While some of our political leaders want to scare us about futuristic supposed existential threats, there is nothing today that directly threatens the existence of the State of Israel. Is there more that could be done to improve Israeli security? Always. But when you look out at the region, there is little doubt which country is the most powerful – in the Middle East and beyond.
Does it not make sense to take steps toward a lasting resolution from a position of power? I would think so. That would be better than at a time when Israel is weak, under attack and diplomatically isolated.
3) Now is a unique time in history.
Now is a unique time in history because even knowing that a full resolution is not in the cards, Israel can still focus on attainable objectives that are far from constituting any kind of painful territorial or security concession.
Take the policy instituted by the Bennett-Lapid government to allow Palestinians from Gaza into Israel for work. Last month, with little publicity, Israel increased the number of Gazans allowed into Israel by 2,000, up to 14,000 on a daily basis.
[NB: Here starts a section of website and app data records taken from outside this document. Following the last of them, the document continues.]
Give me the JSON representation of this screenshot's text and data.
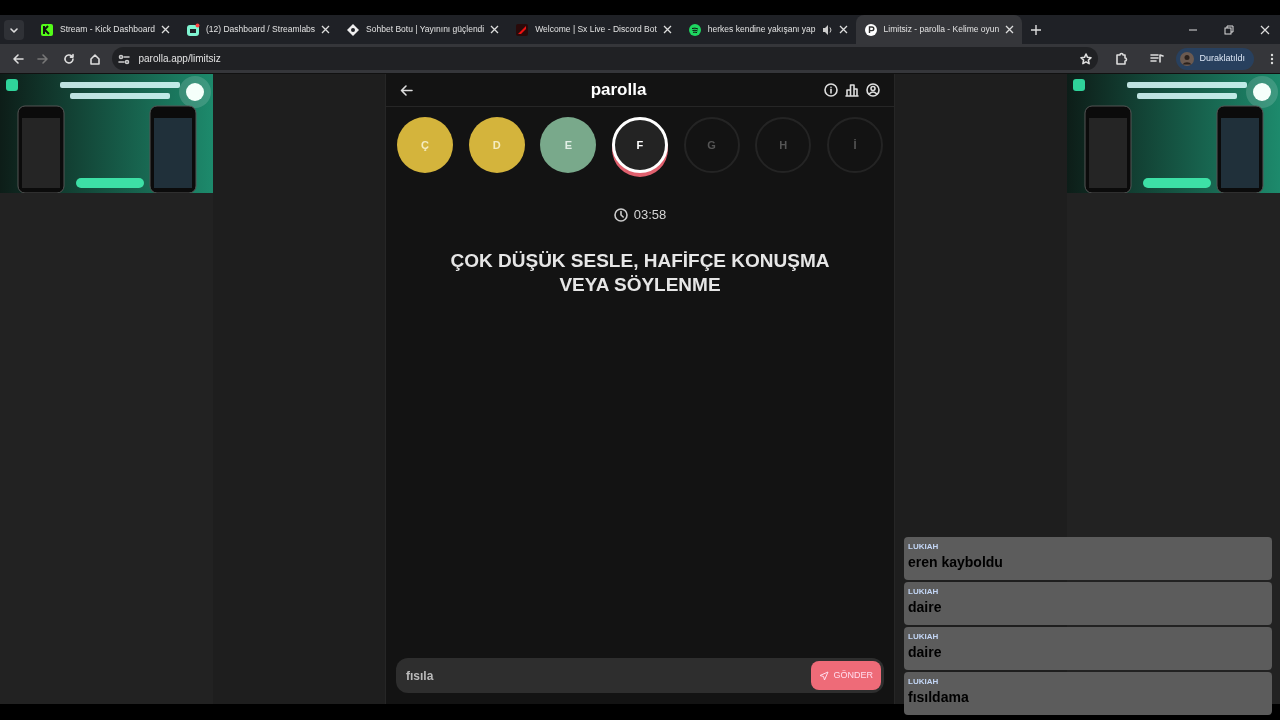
{
  "browser": {
    "tabs": [
      {
        "title": "Stream - Kick Dashboard",
        "selected": false,
        "audio": false
      },
      {
        "title": "(12) Dashboard / Streamlabs",
        "selected": false,
        "audio": false
      },
      {
        "title": "Sohbet Botu | Yayınını güçlendi",
        "selected": false,
        "audio": false
      },
      {
        "title": "Welcome | Sx Live - Discord Bot",
        "selected": false,
        "audio": false
      },
      {
        "title": "herkes kendine yakışanı yap",
        "selected": false,
        "audio": true
      },
      {
        "title": "Limitsiz - parolla - Kelime oyun",
        "selected": true,
        "audio": false
      }
    ],
    "url": "parolla.app/limitsiz",
    "profile": "Duraklatıldı"
  },
  "game": {
    "title": "parolla",
    "letters": [
      {
        "letter": "Ç",
        "kind": "wrong"
      },
      {
        "letter": "D",
        "kind": "wrong"
      },
      {
        "letter": "E",
        "kind": "correct"
      },
      {
        "letter": "F",
        "kind": "current"
      },
      {
        "letter": "G",
        "kind": "pending"
      },
      {
        "letter": "H",
        "kind": "pending"
      },
      {
        "letter": "İ",
        "kind": "pending"
      }
    ],
    "timer": "03:58",
    "question": "ÇOK DÜŞÜK SESLE, HAFİFÇE KONUŞMA VEYA SÖYLENME",
    "answer": "fısıla",
    "submit": "GÖNDER"
  },
  "chat": [
    {
      "user": "LUKIAH",
      "message": "eren kayboldu"
    },
    {
      "user": "LUKIAH",
      "message": "daire"
    },
    {
      "user": "LUKIAH",
      "message": "daire"
    },
    {
      "user": "LUKIAH",
      "message": "fısıldama"
    }
  ]
}
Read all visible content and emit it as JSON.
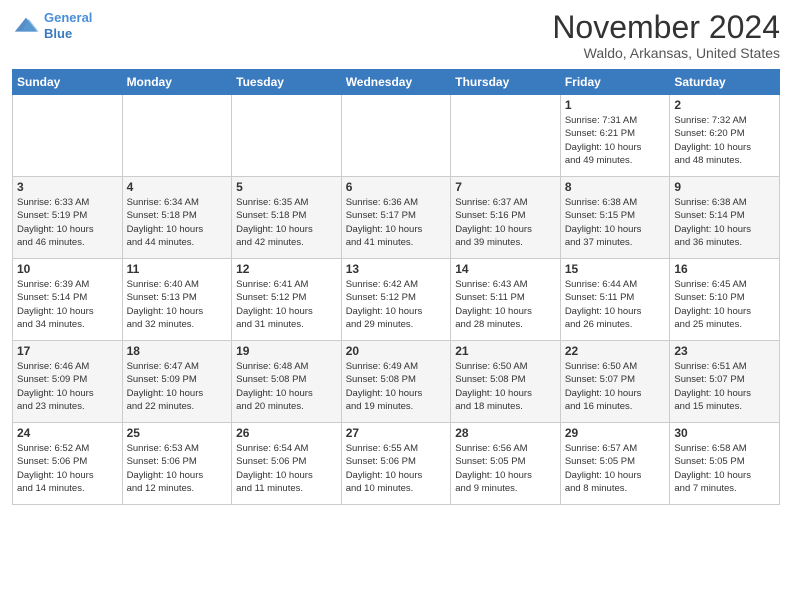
{
  "logo": {
    "line1": "General",
    "line2": "Blue"
  },
  "title": "November 2024",
  "location": "Waldo, Arkansas, United States",
  "weekdays": [
    "Sunday",
    "Monday",
    "Tuesday",
    "Wednesday",
    "Thursday",
    "Friday",
    "Saturday"
  ],
  "weeks": [
    [
      {
        "day": "",
        "info": ""
      },
      {
        "day": "",
        "info": ""
      },
      {
        "day": "",
        "info": ""
      },
      {
        "day": "",
        "info": ""
      },
      {
        "day": "",
        "info": ""
      },
      {
        "day": "1",
        "info": "Sunrise: 7:31 AM\nSunset: 6:21 PM\nDaylight: 10 hours\nand 49 minutes."
      },
      {
        "day": "2",
        "info": "Sunrise: 7:32 AM\nSunset: 6:20 PM\nDaylight: 10 hours\nand 48 minutes."
      }
    ],
    [
      {
        "day": "3",
        "info": "Sunrise: 6:33 AM\nSunset: 5:19 PM\nDaylight: 10 hours\nand 46 minutes."
      },
      {
        "day": "4",
        "info": "Sunrise: 6:34 AM\nSunset: 5:18 PM\nDaylight: 10 hours\nand 44 minutes."
      },
      {
        "day": "5",
        "info": "Sunrise: 6:35 AM\nSunset: 5:18 PM\nDaylight: 10 hours\nand 42 minutes."
      },
      {
        "day": "6",
        "info": "Sunrise: 6:36 AM\nSunset: 5:17 PM\nDaylight: 10 hours\nand 41 minutes."
      },
      {
        "day": "7",
        "info": "Sunrise: 6:37 AM\nSunset: 5:16 PM\nDaylight: 10 hours\nand 39 minutes."
      },
      {
        "day": "8",
        "info": "Sunrise: 6:38 AM\nSunset: 5:15 PM\nDaylight: 10 hours\nand 37 minutes."
      },
      {
        "day": "9",
        "info": "Sunrise: 6:38 AM\nSunset: 5:14 PM\nDaylight: 10 hours\nand 36 minutes."
      }
    ],
    [
      {
        "day": "10",
        "info": "Sunrise: 6:39 AM\nSunset: 5:14 PM\nDaylight: 10 hours\nand 34 minutes."
      },
      {
        "day": "11",
        "info": "Sunrise: 6:40 AM\nSunset: 5:13 PM\nDaylight: 10 hours\nand 32 minutes."
      },
      {
        "day": "12",
        "info": "Sunrise: 6:41 AM\nSunset: 5:12 PM\nDaylight: 10 hours\nand 31 minutes."
      },
      {
        "day": "13",
        "info": "Sunrise: 6:42 AM\nSunset: 5:12 PM\nDaylight: 10 hours\nand 29 minutes."
      },
      {
        "day": "14",
        "info": "Sunrise: 6:43 AM\nSunset: 5:11 PM\nDaylight: 10 hours\nand 28 minutes."
      },
      {
        "day": "15",
        "info": "Sunrise: 6:44 AM\nSunset: 5:11 PM\nDaylight: 10 hours\nand 26 minutes."
      },
      {
        "day": "16",
        "info": "Sunrise: 6:45 AM\nSunset: 5:10 PM\nDaylight: 10 hours\nand 25 minutes."
      }
    ],
    [
      {
        "day": "17",
        "info": "Sunrise: 6:46 AM\nSunset: 5:09 PM\nDaylight: 10 hours\nand 23 minutes."
      },
      {
        "day": "18",
        "info": "Sunrise: 6:47 AM\nSunset: 5:09 PM\nDaylight: 10 hours\nand 22 minutes."
      },
      {
        "day": "19",
        "info": "Sunrise: 6:48 AM\nSunset: 5:08 PM\nDaylight: 10 hours\nand 20 minutes."
      },
      {
        "day": "20",
        "info": "Sunrise: 6:49 AM\nSunset: 5:08 PM\nDaylight: 10 hours\nand 19 minutes."
      },
      {
        "day": "21",
        "info": "Sunrise: 6:50 AM\nSunset: 5:08 PM\nDaylight: 10 hours\nand 18 minutes."
      },
      {
        "day": "22",
        "info": "Sunrise: 6:50 AM\nSunset: 5:07 PM\nDaylight: 10 hours\nand 16 minutes."
      },
      {
        "day": "23",
        "info": "Sunrise: 6:51 AM\nSunset: 5:07 PM\nDaylight: 10 hours\nand 15 minutes."
      }
    ],
    [
      {
        "day": "24",
        "info": "Sunrise: 6:52 AM\nSunset: 5:06 PM\nDaylight: 10 hours\nand 14 minutes."
      },
      {
        "day": "25",
        "info": "Sunrise: 6:53 AM\nSunset: 5:06 PM\nDaylight: 10 hours\nand 12 minutes."
      },
      {
        "day": "26",
        "info": "Sunrise: 6:54 AM\nSunset: 5:06 PM\nDaylight: 10 hours\nand 11 minutes."
      },
      {
        "day": "27",
        "info": "Sunrise: 6:55 AM\nSunset: 5:06 PM\nDaylight: 10 hours\nand 10 minutes."
      },
      {
        "day": "28",
        "info": "Sunrise: 6:56 AM\nSunset: 5:05 PM\nDaylight: 10 hours\nand 9 minutes."
      },
      {
        "day": "29",
        "info": "Sunrise: 6:57 AM\nSunset: 5:05 PM\nDaylight: 10 hours\nand 8 minutes."
      },
      {
        "day": "30",
        "info": "Sunrise: 6:58 AM\nSunset: 5:05 PM\nDaylight: 10 hours\nand 7 minutes."
      }
    ]
  ]
}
The idea to let in workers had been on the table for years but was consistently rejected by Netanyahu. Bennett and Lapid decided to take a calculated gamble, and so far it has paid off, providing people in Gaza with income, improving their quality of life, building relationships, and creating more pressure on Hamas when it considers its future terrorist activity.
Israel can also take steps in the West Bank to improve the economy, quality of life, help create jobs, and more. Will this end the conflict? Of course not. But it does have the potential to make it easier when that day finally arrives, something worth keeping in mind in a few weeks when Israel celebrates the two-year anniversary of the Abraham Accords. Those accords have changed the region, but their full potential has yet to be realized, not just between Israel and the Gulf but also with the Palestinians.
On Wednesday, a former IDF general tweeted the following: “The Northern District Police chief Shimon Lavi is an example and role model of a fighter and senior commander who knew how to take full responsibility after the Meron disaster and step down at the right time. He took responsibility, saluted the flag and left. Thank you.”
It was quite a shocking tweet. Lavi, if you don’t recall, was commander of the police Northern District who oversaw preparations, force deployment, and operations during the Lag Ba’omer disaster in April 2021 that caused the deaths of 45 participants. He was direct commander over everything that happened that terrible and tragic night.
To what was this former IDF officer referring when he said “thank you” is unclear. For 15 months Lavi remained in office, likely thinking that he could somehow survive the fallout. For the most part, he did: he was not fired, was not ordered to quit. He remained in his lofty police position.
What happened this week that he finally stepped down? According to reports, it seems that the commission of inquiry set up to investigate the disaster is close to finishing its hearings, and will be sending out letters reprimanding certain officials. Lavi is likely to be one of them. So he got out ahead, fooling even former IDF generals who are supposed to know something about accountability and responsibility.
That people like this former IDF officer are so easily fooled highlights the cultural problem we have in Israel: our accountability deficit.
Taking responsibility is simply against Israeli social norms. People don’t step down when they make mistakes or are caught doing something wrong. They hang on, fight for survival, and tie their fate to the organization or institution they run. Think about some of our political leaders.
This is not something to applaud – as the former IDF officer foolishly did – but rather something we need to denounce. When people like Lavi are allowed to remain in their position after a disaster that saw 45 people buried is a sign of something wrong with the way Israel is being run.
Now that Lavi has stepped down, the question is not why. Instead, we should be asking something far more important: what took so long?